"Nortel basically said, 'Fine, if you're not willing to extend our credit, we'll draw down the whole damn thing at once,' " says Duncan Stewart, portfolio manager at Tera Capital Corp. The move worked well, he says. "The interest rate is now a bit higher, which is good for the banks, and Nortel doesn't have to carry all that cash, which would have been silly."
In return for getting the term of its facility extended another year, Nortel has taken a reduction in the full amount of the facility. It's now $1.175 billion, not $1.75 billion. Nortel must still maintain the same prerequisite financial conditions that applied to the old credit facility -- and it must now paying a higher interest rate on anything it borrows.
Nortel reiterated that it plans to post a $3.0 billion cash balance when it reports earnings April 18. This figure includes significant tax rebates from the U.S. government as a result of President Bush's tax legislation signed into law March 9. Nortel has received $500 million in rebates for the first quarter and plans to get $700 million more next quarter.
The tax change has also been cited by analysts as a possible boon to other companies, specifically Lucent Technologies Inc. (NYSE: LU), which also has predicted a tax windfall (see Lucent Weighs on the World).

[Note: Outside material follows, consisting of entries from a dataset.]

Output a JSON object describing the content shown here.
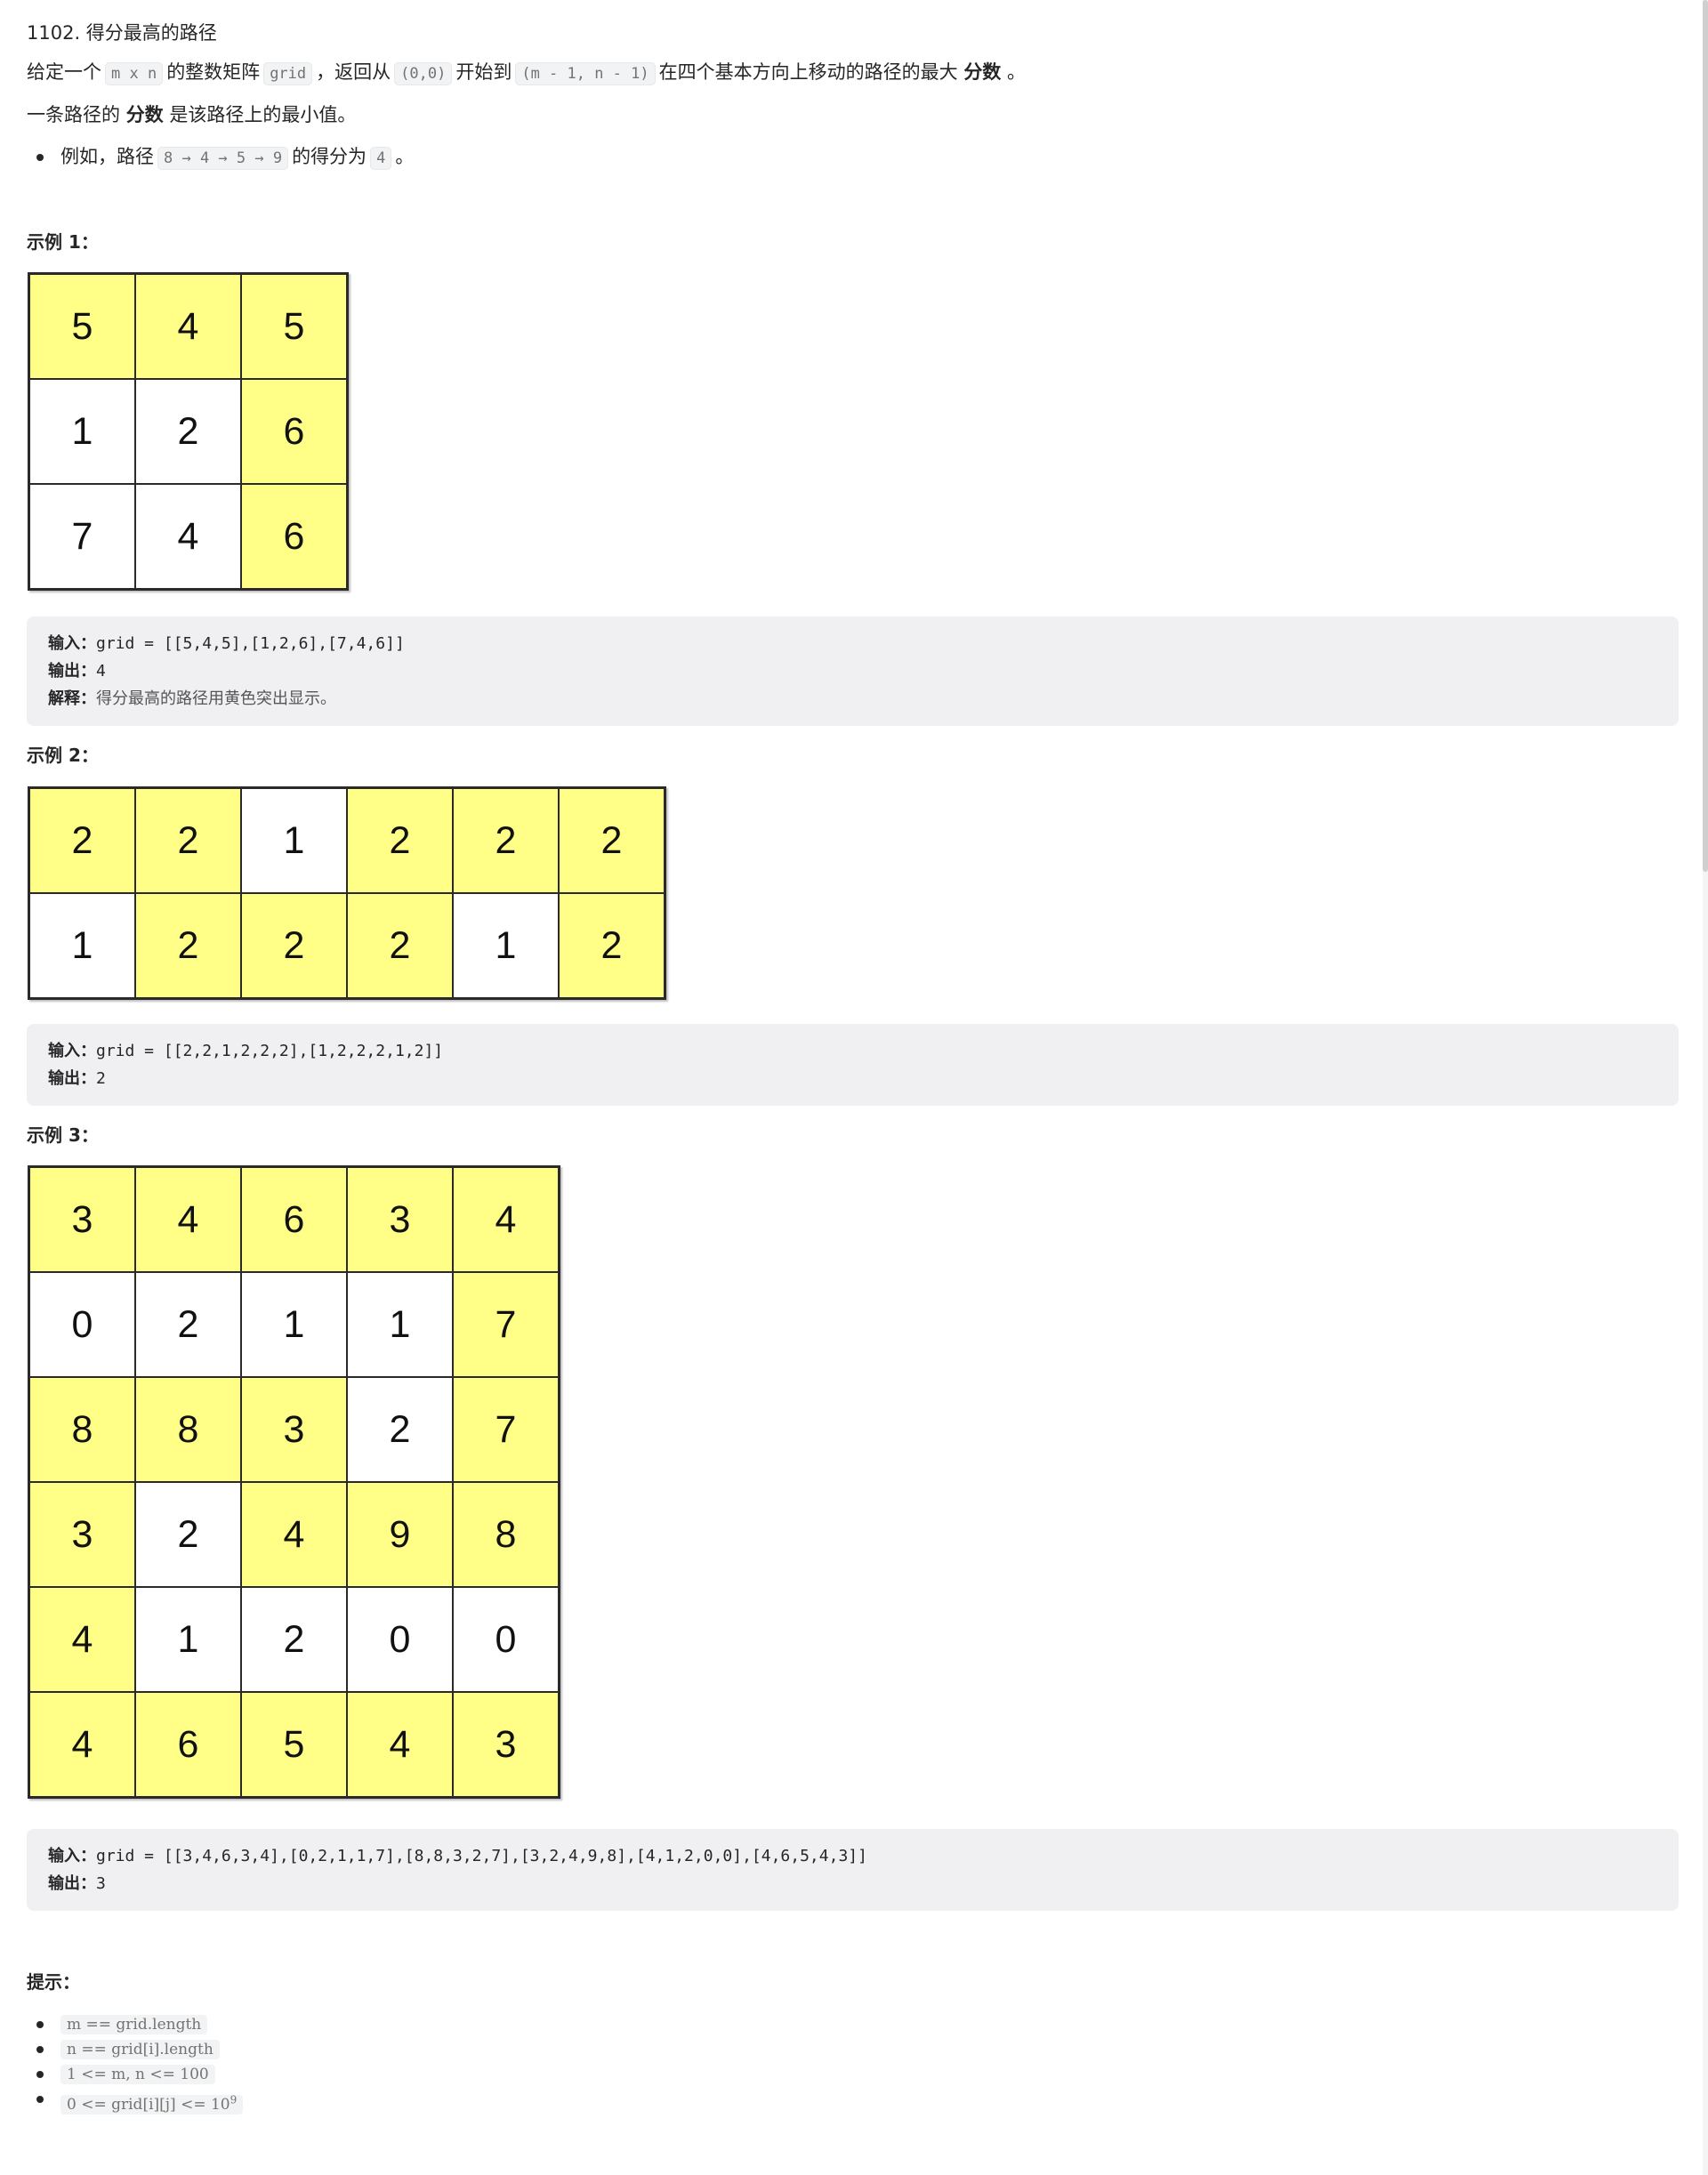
{
  "problem": {
    "title": "1102. 得分最高的路径",
    "desc": {
      "t1": "给定一个",
      "c1": "m x n",
      "t2": "的整数矩阵",
      "c2": "grid",
      "t3": "，返回从",
      "c3": "(0,0)",
      "t4": "开始到",
      "c4": "(m - 1, n - 1)",
      "t5": "在四个基本方向上移动的路径的最大",
      "b1": "分数",
      "t6": "。"
    },
    "score_def": {
      "t1": "一条路径的",
      "b1": "分数",
      "t2": "是该路径上的最小值。"
    },
    "bullet": {
      "t1": "例如，路径",
      "c1": "8 → 4 → 5 → 9",
      "t2": "的得分为",
      "c2": "4",
      "t3": "。"
    }
  },
  "labels": {
    "input": "输入：",
    "output": "输出：",
    "explain": "解释："
  },
  "examples": [
    {
      "title": "示例 1：",
      "grid": [
        [
          5,
          4,
          5
        ],
        [
          1,
          2,
          6
        ],
        [
          7,
          4,
          6
        ]
      ],
      "path": [
        [
          1,
          1,
          1
        ],
        [
          0,
          0,
          1
        ],
        [
          0,
          0,
          1
        ]
      ],
      "input": "grid = [[5,4,5],[1,2,6],[7,4,6]]",
      "output": "4",
      "explanation": "得分最高的路径用黄色突出显示。"
    },
    {
      "title": "示例 2：",
      "grid": [
        [
          2,
          2,
          1,
          2,
          2,
          2
        ],
        [
          1,
          2,
          2,
          2,
          1,
          2
        ]
      ],
      "path": [
        [
          1,
          1,
          0,
          1,
          1,
          1
        ],
        [
          0,
          1,
          1,
          1,
          0,
          1
        ]
      ],
      "input": "grid = [[2,2,1,2,2,2],[1,2,2,2,1,2]]",
      "output": "2"
    },
    {
      "title": "示例 3：",
      "grid": [
        [
          3,
          4,
          6,
          3,
          4
        ],
        [
          0,
          2,
          1,
          1,
          7
        ],
        [
          8,
          8,
          3,
          2,
          7
        ],
        [
          3,
          2,
          4,
          9,
          8
        ],
        [
          4,
          1,
          2,
          0,
          0
        ],
        [
          4,
          6,
          5,
          4,
          3
        ]
      ],
      "path": [
        [
          1,
          1,
          1,
          1,
          1
        ],
        [
          0,
          0,
          0,
          0,
          1
        ],
        [
          1,
          1,
          1,
          0,
          1
        ],
        [
          1,
          0,
          1,
          1,
          1
        ],
        [
          1,
          0,
          0,
          0,
          0
        ],
        [
          1,
          1,
          1,
          1,
          1
        ]
      ],
      "input": "grid = [[3,4,6,3,4],[0,2,1,1,7],[8,8,3,2,7],[3,2,4,9,8],[4,1,2,0,0],[4,6,5,4,3]]",
      "output": "3"
    }
  ],
  "hints": {
    "title": "提示：",
    "items": [
      "m == grid.length",
      "n == grid[i].length",
      "1 <= m, n <= 100",
      "0 <= grid[i][j] <= 10"
    ],
    "last_sup": "9"
  },
  "colors": {
    "highlight": "#ffff88",
    "cell": "#ffffff",
    "border": "#2a2a2a"
  }
}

Stewart says Nortel's cash position, plus the relatively slight drop in earnings from its previous guidance, helped keep the stock afloat after yesterday's announcement. "We saw yesterday that cash was better than many had anticipated and revenue was maybe a bit lower but not that much."
It's also a source of relief to investors, he says, that Nortel won't have to dilute its stock by issuing an offering of convertible debt or equity. "That's the single happiest thing."
But Nortel's not out of the woods by any means. Stewart is among those who say the company will need to continue cost cutting in order to reach cashflow positive. He feels the company may need to cut another 2,500 or 3,000 jobs to reach the necessary expense level.
— Mary Jander, Senior Editor, Light Reading